“It wasn’t actually the brake-by-wire as such,” said Robson when asked by The Race about the problem.
“We lost some fluid from the rear brake circuit, which was the main problem. Annoyingly, one of those things is actually a fairly small component that let us down, just very deep within the bowels of the rear suspension, which meant a lot of work to fix it.”
As a result of having only one car running in FP3, Williams modified its run plan to ensure team-mate Nicholas Latifi completed some of the work originally earmarked for Russell. This included evaluating set-up changes made overnight, and meant Russell went into Q1 with what he described as a “massive set-up change”.
LATIFI’S STRONGEST QUALIFYING PERFORMANCE
F1 rookie Latifi’s qualifying performance for much of the season have looked poor in comparison to Russell’s, but his underlying pace has been better than the timing sheets on Saturday afternoons suggested.
At Mugello, he showed his strongest pace relative to Russell, having been ahead on the first two qualifying runs, first by a tenth of a second then by 0.155s before understeer on his final lap prevented him improving and led to him slipping behind.
On average, Latifi is just over half-a-second off Russell in qualifying so far this year, but he reduced the gap to 0.088s at Mugello, having been only 0.130s off at Monza.
“He is getting better and better,” said Robson when asked about Latifi’s qualifying progress.
“Obviously, he had to take over the reins this morning.

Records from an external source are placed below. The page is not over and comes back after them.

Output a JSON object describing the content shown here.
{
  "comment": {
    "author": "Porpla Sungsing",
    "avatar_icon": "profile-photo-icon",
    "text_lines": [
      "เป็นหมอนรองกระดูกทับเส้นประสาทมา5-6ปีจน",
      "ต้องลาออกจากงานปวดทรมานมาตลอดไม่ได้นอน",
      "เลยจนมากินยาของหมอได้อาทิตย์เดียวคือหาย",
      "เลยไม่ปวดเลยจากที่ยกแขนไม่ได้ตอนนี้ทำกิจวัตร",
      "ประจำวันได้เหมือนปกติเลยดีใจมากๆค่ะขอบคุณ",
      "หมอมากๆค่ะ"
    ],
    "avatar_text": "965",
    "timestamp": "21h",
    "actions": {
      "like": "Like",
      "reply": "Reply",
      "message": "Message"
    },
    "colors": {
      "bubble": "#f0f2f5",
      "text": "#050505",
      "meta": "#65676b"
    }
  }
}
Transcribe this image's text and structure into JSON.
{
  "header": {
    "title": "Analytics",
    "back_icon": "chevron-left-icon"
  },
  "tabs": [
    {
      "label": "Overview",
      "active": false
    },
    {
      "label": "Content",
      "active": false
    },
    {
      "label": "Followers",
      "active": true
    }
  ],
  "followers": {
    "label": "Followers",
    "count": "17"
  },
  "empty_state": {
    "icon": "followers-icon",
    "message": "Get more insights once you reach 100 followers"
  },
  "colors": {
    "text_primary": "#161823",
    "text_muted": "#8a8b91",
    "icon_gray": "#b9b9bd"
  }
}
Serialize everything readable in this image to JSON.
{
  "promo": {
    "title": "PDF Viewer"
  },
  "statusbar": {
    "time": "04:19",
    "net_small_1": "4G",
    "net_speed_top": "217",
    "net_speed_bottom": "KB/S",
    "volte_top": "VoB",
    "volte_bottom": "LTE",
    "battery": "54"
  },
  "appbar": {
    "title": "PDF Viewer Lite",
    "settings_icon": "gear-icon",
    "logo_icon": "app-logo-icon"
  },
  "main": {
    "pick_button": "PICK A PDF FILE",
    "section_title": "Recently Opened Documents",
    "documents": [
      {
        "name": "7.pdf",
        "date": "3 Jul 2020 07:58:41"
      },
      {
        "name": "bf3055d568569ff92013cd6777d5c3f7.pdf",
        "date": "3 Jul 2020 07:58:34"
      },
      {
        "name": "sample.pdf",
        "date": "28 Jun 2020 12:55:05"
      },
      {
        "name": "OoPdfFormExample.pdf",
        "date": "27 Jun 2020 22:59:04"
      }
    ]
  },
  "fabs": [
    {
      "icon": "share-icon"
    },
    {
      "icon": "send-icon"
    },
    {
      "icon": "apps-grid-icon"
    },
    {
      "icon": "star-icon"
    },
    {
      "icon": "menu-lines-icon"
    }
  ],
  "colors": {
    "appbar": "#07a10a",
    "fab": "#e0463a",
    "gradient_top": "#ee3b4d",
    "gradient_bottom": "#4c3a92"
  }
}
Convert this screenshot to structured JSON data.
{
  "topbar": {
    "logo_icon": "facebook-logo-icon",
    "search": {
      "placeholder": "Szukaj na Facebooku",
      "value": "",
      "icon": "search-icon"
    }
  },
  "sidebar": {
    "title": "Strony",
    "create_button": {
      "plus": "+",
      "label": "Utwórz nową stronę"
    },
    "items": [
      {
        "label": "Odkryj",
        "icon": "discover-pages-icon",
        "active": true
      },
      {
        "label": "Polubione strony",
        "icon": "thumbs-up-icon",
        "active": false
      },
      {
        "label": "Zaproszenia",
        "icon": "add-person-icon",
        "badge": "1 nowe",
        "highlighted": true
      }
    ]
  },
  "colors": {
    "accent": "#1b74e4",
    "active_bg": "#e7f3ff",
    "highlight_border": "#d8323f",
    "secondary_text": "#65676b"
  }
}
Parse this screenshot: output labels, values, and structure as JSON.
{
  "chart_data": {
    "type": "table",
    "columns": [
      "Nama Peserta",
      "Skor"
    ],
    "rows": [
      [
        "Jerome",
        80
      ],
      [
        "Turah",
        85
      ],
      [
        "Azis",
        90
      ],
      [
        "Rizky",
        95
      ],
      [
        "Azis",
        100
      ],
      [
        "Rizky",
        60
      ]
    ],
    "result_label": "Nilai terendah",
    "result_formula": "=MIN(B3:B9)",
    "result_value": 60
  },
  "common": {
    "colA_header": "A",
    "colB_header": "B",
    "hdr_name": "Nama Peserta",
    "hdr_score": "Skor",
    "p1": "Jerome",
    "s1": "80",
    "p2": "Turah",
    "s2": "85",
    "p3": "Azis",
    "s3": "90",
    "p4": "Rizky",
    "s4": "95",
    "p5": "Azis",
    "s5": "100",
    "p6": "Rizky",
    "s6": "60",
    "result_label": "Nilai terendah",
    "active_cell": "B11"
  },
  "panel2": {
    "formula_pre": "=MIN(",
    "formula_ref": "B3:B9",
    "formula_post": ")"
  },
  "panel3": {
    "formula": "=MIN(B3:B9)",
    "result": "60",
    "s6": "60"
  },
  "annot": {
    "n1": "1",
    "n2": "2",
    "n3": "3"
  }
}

He was very good at adapting to that and picking up the best most important test for the team.
“Getting to do the runs did build the momentum going into qualifying that George didn’t have, but he did a very good job.
“His first run was Q1 was very good and he was able to chip away at it. Unfortunately for him, on that final lap I think some of the understeer was because probably we misjudged how much front wing to add during the session, which is one of those things that I think in other circuits we would have had a better idea of.
“But on top of that, I think he didn’t quite get the tyre preparation he was after just with a little bit of traffic.”
While this improvement didn’t add up to his best qualifying performance in terms of position given he reached Q2 in Hungary, it does suggest Russell will be under pressure as he bids to extend his qualifying ‘victory’ streak over the rest of the season.